I realized all my kvetching about brittleness and the simplicity of this example implementation might lead to you believe agents aren’t all that impressive. So I’d like to round out this post with a couple pretty incredible examples of LLM-powered agents.


Voyager answers one of the most pressing questions of our time; can AI beat Minecraft?

The answer, it seems like, is yes! Minecraft poses a particularly difficult challenge since beating the game requires a series of complex actions, each with their own material components that can only be obtained through purposeful exploration of the game environment.

Rather than building on monolithic “solver” model, the developers assembled a system around three main components: 1) Automated curriculum - A task list where each step builds on the others (e.g. mine diamond before crafting a diamond sword) 2) Skill library - Storage of code blocks to do different tasks (e.g. mine diamond) 3) Iterative Prompting Mechanism - Manages the flow between components, updating the curriculum state and generating executable code through interaction with the library

This whole system is built on top of some carefully designed prompts and customized workflows, but there is no explicit fine-tuning happening here. The model just knows it has a set of tasks to do and can understand when its actions have made progress and when they have failed.

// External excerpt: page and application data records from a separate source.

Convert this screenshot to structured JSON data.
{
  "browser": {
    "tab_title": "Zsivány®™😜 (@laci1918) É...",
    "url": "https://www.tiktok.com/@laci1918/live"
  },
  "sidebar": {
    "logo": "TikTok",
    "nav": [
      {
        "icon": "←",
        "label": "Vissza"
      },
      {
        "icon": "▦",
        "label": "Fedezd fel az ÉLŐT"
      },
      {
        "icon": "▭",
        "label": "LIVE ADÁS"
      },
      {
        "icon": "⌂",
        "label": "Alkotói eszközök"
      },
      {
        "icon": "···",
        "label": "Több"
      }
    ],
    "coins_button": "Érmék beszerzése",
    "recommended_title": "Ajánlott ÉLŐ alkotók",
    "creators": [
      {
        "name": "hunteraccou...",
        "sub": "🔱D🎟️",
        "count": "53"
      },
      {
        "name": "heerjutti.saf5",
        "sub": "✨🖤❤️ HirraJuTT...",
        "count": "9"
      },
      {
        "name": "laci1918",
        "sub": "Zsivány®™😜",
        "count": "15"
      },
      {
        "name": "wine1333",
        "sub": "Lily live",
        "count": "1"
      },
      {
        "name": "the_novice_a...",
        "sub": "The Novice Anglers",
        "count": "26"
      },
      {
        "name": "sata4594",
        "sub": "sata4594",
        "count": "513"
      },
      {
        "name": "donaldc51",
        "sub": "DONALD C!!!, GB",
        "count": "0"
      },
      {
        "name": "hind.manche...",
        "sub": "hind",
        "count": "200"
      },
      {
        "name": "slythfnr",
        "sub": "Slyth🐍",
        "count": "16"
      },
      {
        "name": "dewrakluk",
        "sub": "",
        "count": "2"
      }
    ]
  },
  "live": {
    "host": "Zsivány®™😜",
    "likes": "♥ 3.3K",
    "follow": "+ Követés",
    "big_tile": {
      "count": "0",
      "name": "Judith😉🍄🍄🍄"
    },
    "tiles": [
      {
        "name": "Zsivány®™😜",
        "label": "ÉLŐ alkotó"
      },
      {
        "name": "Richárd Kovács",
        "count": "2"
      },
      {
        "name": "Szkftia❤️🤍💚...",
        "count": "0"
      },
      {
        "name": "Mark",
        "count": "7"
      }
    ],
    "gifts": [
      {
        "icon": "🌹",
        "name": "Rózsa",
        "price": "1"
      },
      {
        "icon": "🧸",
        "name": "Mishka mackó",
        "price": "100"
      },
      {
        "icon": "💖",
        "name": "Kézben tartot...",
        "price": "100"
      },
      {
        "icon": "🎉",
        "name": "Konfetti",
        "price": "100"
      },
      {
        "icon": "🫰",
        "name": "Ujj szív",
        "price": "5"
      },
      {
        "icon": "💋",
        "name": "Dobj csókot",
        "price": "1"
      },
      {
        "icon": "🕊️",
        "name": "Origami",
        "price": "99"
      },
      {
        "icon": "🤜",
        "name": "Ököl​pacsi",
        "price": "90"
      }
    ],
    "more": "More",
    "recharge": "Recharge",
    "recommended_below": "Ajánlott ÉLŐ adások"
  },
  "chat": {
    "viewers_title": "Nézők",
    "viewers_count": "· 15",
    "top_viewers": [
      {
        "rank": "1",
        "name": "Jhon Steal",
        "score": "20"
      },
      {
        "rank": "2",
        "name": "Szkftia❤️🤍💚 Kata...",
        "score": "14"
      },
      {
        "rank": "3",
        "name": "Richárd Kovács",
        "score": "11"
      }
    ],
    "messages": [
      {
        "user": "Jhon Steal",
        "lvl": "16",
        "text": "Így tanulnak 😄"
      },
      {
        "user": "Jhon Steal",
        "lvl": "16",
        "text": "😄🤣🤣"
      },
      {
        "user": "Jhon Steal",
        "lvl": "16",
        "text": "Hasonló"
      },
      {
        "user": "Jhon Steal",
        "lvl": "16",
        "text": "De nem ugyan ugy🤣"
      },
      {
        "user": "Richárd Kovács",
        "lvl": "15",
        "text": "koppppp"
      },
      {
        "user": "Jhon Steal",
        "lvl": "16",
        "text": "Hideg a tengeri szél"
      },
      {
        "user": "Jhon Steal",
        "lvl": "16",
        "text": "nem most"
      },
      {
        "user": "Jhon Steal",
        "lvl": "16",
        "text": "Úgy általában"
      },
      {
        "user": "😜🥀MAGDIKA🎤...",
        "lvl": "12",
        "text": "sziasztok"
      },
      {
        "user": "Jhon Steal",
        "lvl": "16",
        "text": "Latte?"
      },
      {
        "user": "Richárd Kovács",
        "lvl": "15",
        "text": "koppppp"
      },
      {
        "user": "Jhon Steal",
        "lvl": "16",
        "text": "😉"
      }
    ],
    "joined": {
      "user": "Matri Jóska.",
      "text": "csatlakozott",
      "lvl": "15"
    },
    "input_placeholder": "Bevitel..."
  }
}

ChatDev takes things to the next level by having a “community” of agents interacting with one another. Each agent has a particular “role”, which means they have particular tasks they can execute and tools to which they have access. The product of one agent can then be interacted with by another agent and so on. What’s really amazing here is that there are workflows around “collaboration”. That means one agent may check another’s work, provide feedback and then that feedback can be incorporated in the next iteration.

The result? These communities can actually develop things like a website or a simple game!

Both of these examples are pretty neat experiments and I’m excited to see what comes next here. I have been looking for real-world examples of agents in action, but so far a lot of this still seems like it’s in the research stage. I welcome any examples you’ve encountered that you want to share!

Ending thoughts

Let’s sum up what we’ve covered here:

  • LLM agents are made up of several components: Planning, memory and tools
    • These components allow the LLM to answer complex requests with multi-hop workflows
  • Using LangChain and GPT3.5 we were able to implement a simple workflow for recommending local events
  • These agents can do very impressive things, but they require carefully engineered prompts and support systems (e.g. parsers)

I think this is a really interesting area, but I still think there is a lot of work that needs to be done to make these reliable enough for the real world. In general, even specialized LLM workflows have a lot ways they can go wrong. Creating a generalized LLM workflow seems, to me, trading a lot of reliability and transparency for potentially more flexibility.

In my next post, I’ll sum up everything I covered in this series and give some more detailed closing notes. Thanks for reading!

Written by Ben Follow
I am the type of person who appreciates the telling of a great story. As a data scientist, I am interested in using AI to understand, explore and communicate across borders and boundaries. My focus is on Natural Language Processing and the amazing ways it can help us understand each other and our world. The material on this blog is meant to share my experiences and understandings of complex technologies in a simple way, focused on application.